There’s also some excellent cross-country skiing trails less 10 minutes away from the resort at Scenic Caves Nature Adventures.
Mont Tremblant Resort
If you happen to visit Quebec in winter, hitting the powder at Mont Tremblant Resort is a must. Located just 90 minutes from Montreal, Mont-Tremblant is one of the most accessible skiing destinations in Canada and offers the best ski & snowboard pistes east of the Canadian Rockies.
Although its ski area is one of the smallest among the major ski resorts in Canada at just 665 acres, Mont Tremblant makes up for it with its wide variety of trails for skiers of all levels, powdery snow, and an atmospheric European-inspired mountain village that’s loaded with restaurants, boutique, hotels, après-ski bars, and a whole lot of Quebecois charm.
When to go skiing in Canada
As you might be aware, discussing Canadian weather rarely ends with an easy answer. The ski season in Canada generally runs between late November to the end of April. But you’ll need to go a little further than that if you want to plan the perfect Canadian ski vacation.
Thanks to their higher elevation, the ski resorts in Western Canada are the first to open up and the last to close down.
At the earliest, you’ll find places like Banff Sunshine welcoming its first guests as early as early November. Most resorts, however, don’t officially open their runs until late November to mid-December. The ski season in Western Canada generally lasts until mid-April to early May at the latest.
The best ski resorts in Eastern Canada are a different story.
Don’t expect most runs in Ontario or Quebec to be operating until December. And while you might get a few weeks of great skiing in April, there’s a slim little chance you’ll see yourself on the slopes in Ontario or Quebec in May. At least not with great snow conditions!
The best time to go skiing in Canada is between January and March.

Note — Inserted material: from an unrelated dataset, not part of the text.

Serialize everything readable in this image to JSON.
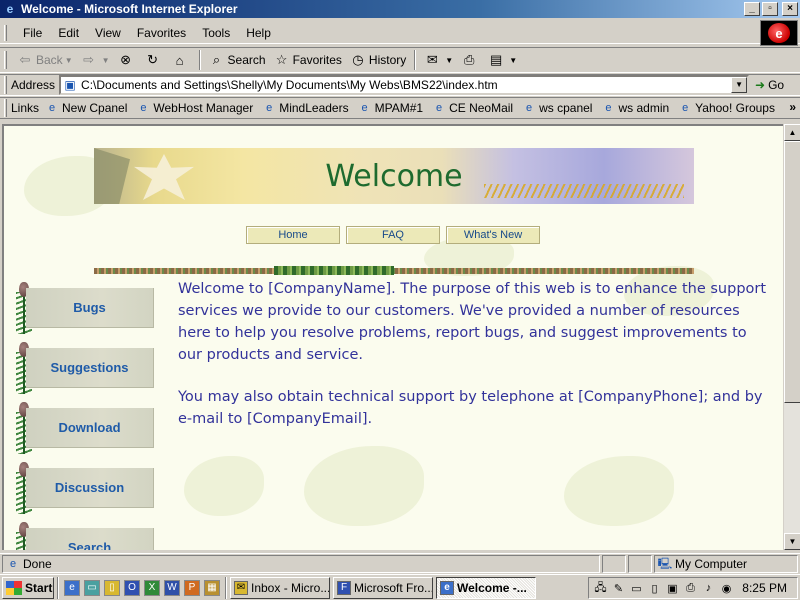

Keep in mind that January and February are the two coldest months of the year in Canada. They do, however, offer the best snow conditions during the Canadian ski season.